At the dawn of the 1960’s there were various road schemes in the pipeline, including a by-pass which would take away most of the heavy traffic from the town centre. Burton’s main industry was brewing and at the start of the decade they were undergoing a major reorganisation.
Much of the brewery traffic had been by rail and Bass, the major brewer in Burton, had a network of railway lines that criss-crossed the town centre with a number of level crossings that added to congestion. With the reorganisation came a change in transport policy from rail to road and by 1965 the railway had been abandoned.
The redundant brewery buildings were re-developed. High Street was widened in 1962 and in 1964 Burton’s new Bargates Shopping Centre opened.
Buses introduced into the fleet during this period had been of Daimler manufacture, replacing the traditional choice of Guy.
Between 1962 and 1968 24 Daimler double-deckers were purchased, by which time the single-deck vehicle had almost disappeared from the Burton fleet until 3 Daimler SRG’s with Willowbrook B44F bodywork made an appearance in 1969.
The 1968 Transport Act introduced grants towards the cost of new vehicles, providing certain requirements were met, one of which was that qualifying vehicles must have an extreme front entrance supervised by the driver.

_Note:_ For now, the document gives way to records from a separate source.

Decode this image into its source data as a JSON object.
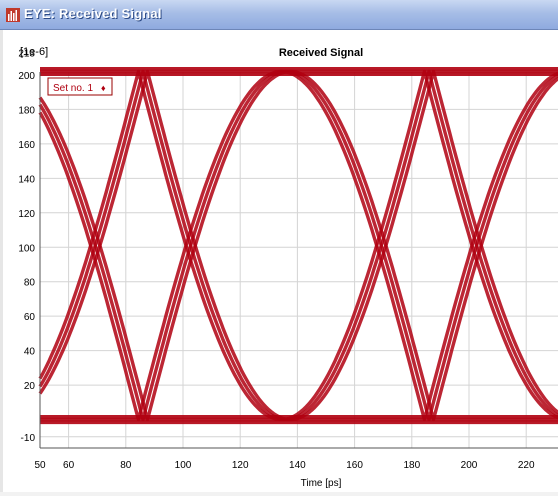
{
  "window": {
    "title": "EYE: Received Signal"
  },
  "chart": {
    "title": "Received Signal",
    "y_scale": "[1e-6]",
    "xlabel": "Time [ps]",
    "legend_label": "Set no. 1",
    "legend_marker": "♦"
  },
  "chart_data": {
    "type": "line",
    "title": "Received Signal",
    "xlabel": "Time [ps]",
    "ylabel": "",
    "y_multiplier": "[1e-6]",
    "xlim": [
      50,
      233
    ],
    "ylim": [
      -10,
      213
    ],
    "x_ticks": [
      50,
      60,
      80,
      100,
      120,
      140,
      160,
      180,
      200,
      220
    ],
    "y_ticks": [
      -10,
      20,
      40,
      60,
      80,
      100,
      120,
      140,
      160,
      180,
      200,
      213
    ],
    "grid": true,
    "legend_position": "top-left",
    "series": [
      {
        "name": "Set no. 1",
        "color": "#b00010",
        "eye_period_ps": 100,
        "crossing_x_ps": 136,
        "crossing_y": 101,
        "high_level": 202,
        "low_level": 0
      }
    ]
  }
}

It came as no surprise then when Burton Corporation ordered its first rear-engined front-entrance double-deckers for delivery in 1970. Nos. 106-108 were Daimler CRG6LX ‘Fleetlines’ with Northern Counties H75F bodywork and they were followed by another 12 in 1973.
Following local government re-organisation in 1974, Burton-upon-Trent became a part of the new administrative district of East Staffordshire and, although Burton remained the administrative centre, control of the Transport Department passed to the new authority.

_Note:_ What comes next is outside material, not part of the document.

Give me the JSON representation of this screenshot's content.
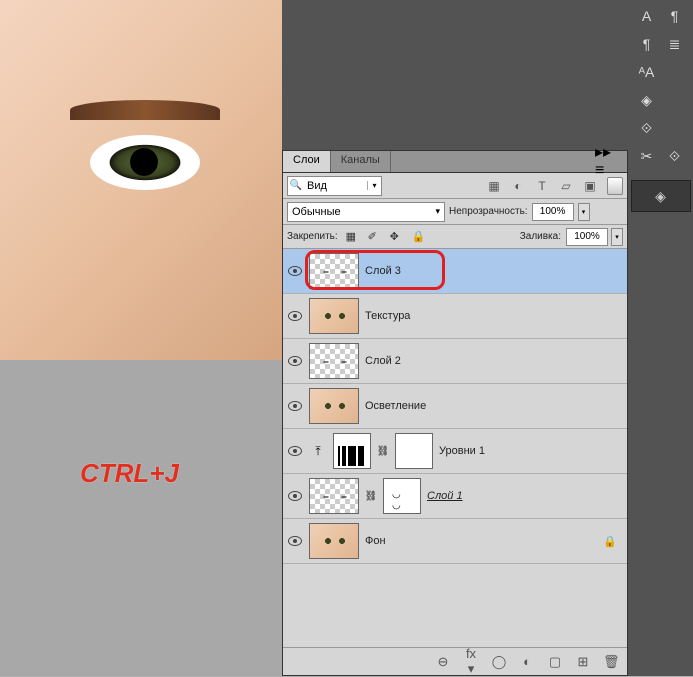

To commemorate the passing of the Transport Department, Daimler Fleetline No. 106 was repainted in a special livery and fittingly was the last bus to have been operated in service when, on 31st March 1974, the depot doors closed for the last time on Burton-upon-Trent Corporation Transport Department.
In producing this history reference has been made to the following sources;
Trams and Buses in Burton (Stanier, West, Stanier; Carlton Publishing 1991); PSV Circle Fleet History PD18 (1990).